Val: It’s a 2 tier process:
- Apply online: Fill out multiple forms
- Present in front of the screening committee: We make sure people have the criteria. We’re looking for a unique idea with commercial and social value. You must also have a business plan and prototype so you’re ready to launch or have launched.
- Be highly collaborative: This makes sure you’re giving as much as you’re getting, meaning that you make yourself available to other zone members.
- Be ready to pitch: This is essential since there are so many people coming through the DMZ all the time. We’re looking for people who we think have the ingredients to persevere, passion, drive, that they’re teachable.
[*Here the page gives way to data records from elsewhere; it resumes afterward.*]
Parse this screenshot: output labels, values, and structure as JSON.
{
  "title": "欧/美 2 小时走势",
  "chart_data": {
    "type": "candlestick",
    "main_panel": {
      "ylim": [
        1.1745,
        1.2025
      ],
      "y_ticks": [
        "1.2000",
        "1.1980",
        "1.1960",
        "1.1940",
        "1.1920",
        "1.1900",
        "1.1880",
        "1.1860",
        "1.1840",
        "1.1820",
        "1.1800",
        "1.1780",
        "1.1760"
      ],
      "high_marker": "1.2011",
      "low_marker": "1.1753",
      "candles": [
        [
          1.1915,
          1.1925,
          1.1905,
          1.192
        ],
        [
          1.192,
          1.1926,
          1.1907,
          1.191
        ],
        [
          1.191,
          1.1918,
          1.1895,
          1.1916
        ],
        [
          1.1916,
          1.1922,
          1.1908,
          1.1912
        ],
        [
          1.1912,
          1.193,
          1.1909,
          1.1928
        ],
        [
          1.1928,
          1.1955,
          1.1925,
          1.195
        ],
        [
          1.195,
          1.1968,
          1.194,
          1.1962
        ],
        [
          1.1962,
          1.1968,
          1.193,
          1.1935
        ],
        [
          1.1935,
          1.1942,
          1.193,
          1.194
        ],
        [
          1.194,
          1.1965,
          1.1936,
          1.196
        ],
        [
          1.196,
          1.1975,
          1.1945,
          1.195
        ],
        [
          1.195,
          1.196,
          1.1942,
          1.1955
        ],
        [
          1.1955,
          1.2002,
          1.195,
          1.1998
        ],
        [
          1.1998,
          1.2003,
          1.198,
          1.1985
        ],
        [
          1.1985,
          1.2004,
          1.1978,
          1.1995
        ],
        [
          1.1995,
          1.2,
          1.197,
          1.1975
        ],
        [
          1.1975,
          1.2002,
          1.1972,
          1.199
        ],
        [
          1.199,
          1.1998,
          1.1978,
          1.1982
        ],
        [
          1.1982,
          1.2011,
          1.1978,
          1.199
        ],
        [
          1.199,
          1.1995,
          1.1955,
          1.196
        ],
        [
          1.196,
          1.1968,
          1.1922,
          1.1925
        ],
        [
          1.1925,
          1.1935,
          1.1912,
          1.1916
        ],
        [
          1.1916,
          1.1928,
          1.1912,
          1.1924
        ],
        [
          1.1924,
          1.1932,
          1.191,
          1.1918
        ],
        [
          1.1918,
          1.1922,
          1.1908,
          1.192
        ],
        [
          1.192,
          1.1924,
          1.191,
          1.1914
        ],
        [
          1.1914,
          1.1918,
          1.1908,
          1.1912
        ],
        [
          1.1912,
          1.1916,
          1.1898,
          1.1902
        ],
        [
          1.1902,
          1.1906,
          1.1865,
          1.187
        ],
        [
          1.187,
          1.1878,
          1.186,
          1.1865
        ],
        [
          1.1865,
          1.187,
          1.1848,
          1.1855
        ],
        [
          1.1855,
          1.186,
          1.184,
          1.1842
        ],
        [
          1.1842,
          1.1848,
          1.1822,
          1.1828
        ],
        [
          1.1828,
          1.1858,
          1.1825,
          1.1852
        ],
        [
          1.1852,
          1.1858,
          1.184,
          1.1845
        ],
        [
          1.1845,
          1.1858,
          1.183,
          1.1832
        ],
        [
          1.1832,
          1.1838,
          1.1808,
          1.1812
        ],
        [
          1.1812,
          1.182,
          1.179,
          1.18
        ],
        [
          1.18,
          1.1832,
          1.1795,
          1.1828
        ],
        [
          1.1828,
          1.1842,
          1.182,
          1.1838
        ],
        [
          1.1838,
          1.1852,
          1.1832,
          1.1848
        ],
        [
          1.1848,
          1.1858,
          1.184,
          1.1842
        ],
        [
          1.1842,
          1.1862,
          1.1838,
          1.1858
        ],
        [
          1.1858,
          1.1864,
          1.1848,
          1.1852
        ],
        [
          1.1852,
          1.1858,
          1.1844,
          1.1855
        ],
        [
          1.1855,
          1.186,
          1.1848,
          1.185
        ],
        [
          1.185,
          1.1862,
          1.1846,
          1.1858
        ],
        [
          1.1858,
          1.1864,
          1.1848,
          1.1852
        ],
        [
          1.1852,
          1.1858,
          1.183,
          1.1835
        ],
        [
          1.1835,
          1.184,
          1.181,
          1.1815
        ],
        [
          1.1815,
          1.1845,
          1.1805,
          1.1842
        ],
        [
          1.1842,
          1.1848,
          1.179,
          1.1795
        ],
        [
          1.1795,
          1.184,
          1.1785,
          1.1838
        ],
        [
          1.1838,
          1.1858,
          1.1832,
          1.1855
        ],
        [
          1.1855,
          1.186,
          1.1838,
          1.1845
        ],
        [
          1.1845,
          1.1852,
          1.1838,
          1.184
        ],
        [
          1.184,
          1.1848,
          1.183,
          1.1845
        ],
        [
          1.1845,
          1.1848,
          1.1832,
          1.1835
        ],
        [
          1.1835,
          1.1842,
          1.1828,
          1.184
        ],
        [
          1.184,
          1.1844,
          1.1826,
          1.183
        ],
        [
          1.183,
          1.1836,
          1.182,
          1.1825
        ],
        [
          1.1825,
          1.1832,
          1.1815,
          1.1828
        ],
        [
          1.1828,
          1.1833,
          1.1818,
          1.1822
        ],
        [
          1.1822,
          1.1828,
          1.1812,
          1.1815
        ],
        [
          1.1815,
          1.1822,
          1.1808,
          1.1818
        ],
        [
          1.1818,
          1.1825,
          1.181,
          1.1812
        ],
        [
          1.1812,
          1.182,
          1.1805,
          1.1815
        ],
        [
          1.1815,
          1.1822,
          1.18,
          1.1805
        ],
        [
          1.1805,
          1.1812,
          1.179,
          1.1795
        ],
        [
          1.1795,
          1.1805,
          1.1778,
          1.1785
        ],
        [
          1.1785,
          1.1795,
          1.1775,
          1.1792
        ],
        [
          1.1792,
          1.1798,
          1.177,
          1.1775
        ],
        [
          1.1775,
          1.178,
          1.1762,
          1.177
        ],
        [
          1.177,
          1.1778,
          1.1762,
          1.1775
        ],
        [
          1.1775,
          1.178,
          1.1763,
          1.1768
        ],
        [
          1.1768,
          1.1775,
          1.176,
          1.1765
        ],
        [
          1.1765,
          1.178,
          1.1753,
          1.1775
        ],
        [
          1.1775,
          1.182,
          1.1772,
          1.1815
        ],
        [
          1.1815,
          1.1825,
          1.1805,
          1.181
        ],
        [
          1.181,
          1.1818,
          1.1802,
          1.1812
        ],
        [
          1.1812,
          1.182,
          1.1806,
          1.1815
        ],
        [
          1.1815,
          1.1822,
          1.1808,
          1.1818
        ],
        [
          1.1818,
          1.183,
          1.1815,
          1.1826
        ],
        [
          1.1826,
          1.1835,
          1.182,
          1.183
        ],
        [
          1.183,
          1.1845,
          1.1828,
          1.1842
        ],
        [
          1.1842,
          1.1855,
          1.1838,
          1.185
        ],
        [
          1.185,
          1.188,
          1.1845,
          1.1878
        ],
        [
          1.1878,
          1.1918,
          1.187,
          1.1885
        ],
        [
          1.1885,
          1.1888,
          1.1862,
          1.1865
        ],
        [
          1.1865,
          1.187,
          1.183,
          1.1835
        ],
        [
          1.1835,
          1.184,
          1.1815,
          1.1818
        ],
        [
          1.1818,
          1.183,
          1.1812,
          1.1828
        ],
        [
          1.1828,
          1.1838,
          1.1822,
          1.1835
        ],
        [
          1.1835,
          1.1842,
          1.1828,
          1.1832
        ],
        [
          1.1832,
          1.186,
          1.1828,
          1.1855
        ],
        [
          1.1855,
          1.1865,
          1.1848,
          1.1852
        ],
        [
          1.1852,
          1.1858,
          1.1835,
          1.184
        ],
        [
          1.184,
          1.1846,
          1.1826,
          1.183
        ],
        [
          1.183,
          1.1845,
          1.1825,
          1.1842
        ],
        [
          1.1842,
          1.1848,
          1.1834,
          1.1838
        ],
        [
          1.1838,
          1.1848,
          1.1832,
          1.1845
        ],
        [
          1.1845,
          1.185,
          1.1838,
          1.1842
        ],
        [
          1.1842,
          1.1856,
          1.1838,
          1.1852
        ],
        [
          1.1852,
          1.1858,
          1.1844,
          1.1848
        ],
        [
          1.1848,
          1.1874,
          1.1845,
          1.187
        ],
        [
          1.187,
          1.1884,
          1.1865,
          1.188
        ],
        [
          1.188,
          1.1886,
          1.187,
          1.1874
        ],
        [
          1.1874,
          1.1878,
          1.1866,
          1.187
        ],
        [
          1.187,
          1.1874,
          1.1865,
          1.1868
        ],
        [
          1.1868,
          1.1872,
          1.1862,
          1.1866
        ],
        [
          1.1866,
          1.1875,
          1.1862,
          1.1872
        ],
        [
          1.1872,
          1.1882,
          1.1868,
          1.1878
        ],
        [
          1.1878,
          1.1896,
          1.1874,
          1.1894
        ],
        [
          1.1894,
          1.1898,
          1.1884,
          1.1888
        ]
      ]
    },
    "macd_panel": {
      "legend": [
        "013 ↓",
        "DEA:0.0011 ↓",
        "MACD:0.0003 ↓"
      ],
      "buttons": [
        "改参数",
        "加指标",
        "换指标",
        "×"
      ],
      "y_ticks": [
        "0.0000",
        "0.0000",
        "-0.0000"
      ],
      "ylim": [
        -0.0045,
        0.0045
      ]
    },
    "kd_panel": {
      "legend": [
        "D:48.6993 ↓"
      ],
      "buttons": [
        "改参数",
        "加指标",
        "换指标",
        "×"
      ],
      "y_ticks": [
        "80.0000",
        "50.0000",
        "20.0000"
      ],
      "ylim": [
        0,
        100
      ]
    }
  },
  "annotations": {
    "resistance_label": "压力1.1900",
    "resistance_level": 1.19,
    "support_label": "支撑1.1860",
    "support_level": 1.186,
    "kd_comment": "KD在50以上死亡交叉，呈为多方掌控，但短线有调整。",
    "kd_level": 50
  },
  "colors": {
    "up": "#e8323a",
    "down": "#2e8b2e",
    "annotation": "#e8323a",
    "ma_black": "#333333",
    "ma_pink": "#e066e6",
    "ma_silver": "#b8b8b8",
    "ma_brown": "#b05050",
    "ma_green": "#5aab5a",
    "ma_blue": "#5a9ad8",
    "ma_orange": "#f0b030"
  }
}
Tell us about the collaborative work environment.
Val: What we’ve created is an environment for peer to peer mentoring. The companies who come in here are always in to launch. That’s part of our criteria to come in, you must have a business plan and a prototype. What we do is help those companies grow. We’ll help them from from one person, or three people to twelve people, to eight or twelve.We have between 2-4 activities a week, pub nights, ways people can intermingle with other people. Our weekly newsletter highlights different people, our events, and events in other institutions so other people can be informed.We have other mechanisms when we keep in touch with one another like portals.
How much of a role does coaching play?
We bring in 8-10 company founders monthly (every week) and do peer to peer mentoring. Each company reports on milestones, if they met the milestones, barriers and ask for help from the entrepreneurs or peers at the table. They meet once a month to do that.
- Acceleration program: We have advisors and mentors available for specific needs – legal, IP issues, finance, or design
- Master class: Every few months, we have a whole bunch of expertise to give a program – educational
- Mentor meetups & other events where they’re expose to expertise.
How do you connect entrepreneurs with the industry?
Val: We have a constant flow of industry and interested parties from government and other academic institutions coming through doors from every week. What they do is meet up with the companies every week as potential customers. What we are very much interested in is enabling our startups with their first customer. People can come and invest, but they can also partner, pilot, acquire, we have all different ways to connect the startup companies with industry.
Are there job opportunities for people who are not entrepreneurs?
Val: The opportunity for recruitment is unbelievable in multiple ways! We have companies who actually make money so they are ready to hire people and pay them. It’s an incredible opportunity because if you work for a startup, you see things from the ground up, which means that you’re wanted because you have certain vertical expertise. Because you’re seeing how a company is going to grow, it give s you gives a breadth of skill experience that you wouldn’t normally have in a larger company.
Do you offer internships?
We can bring in interns, that’s something we definitely do as well. We find that Internships are a great interest of to lot of people who come to the Zone. This includes: graphic designers, administration, HR, financial, salesmanship, programmers, marketing, business, technical opportunities as you’re designing platforms. It depends on the subject matter expertise that you want to hire and bring in.
The Digital Media Zone gives a platform for entrepreneurs, start-ups and creative minds to work together in a productive space. Whether you a run a business or not, the knowledge, mentorship and transferable skills will benefit an active mind and successful career in whatever path you choose.
How will incubators like the DMZ influence future careers in entrepreneurship and technology? Share your thoughts in the comments below.
Photo credit: Mark Blinch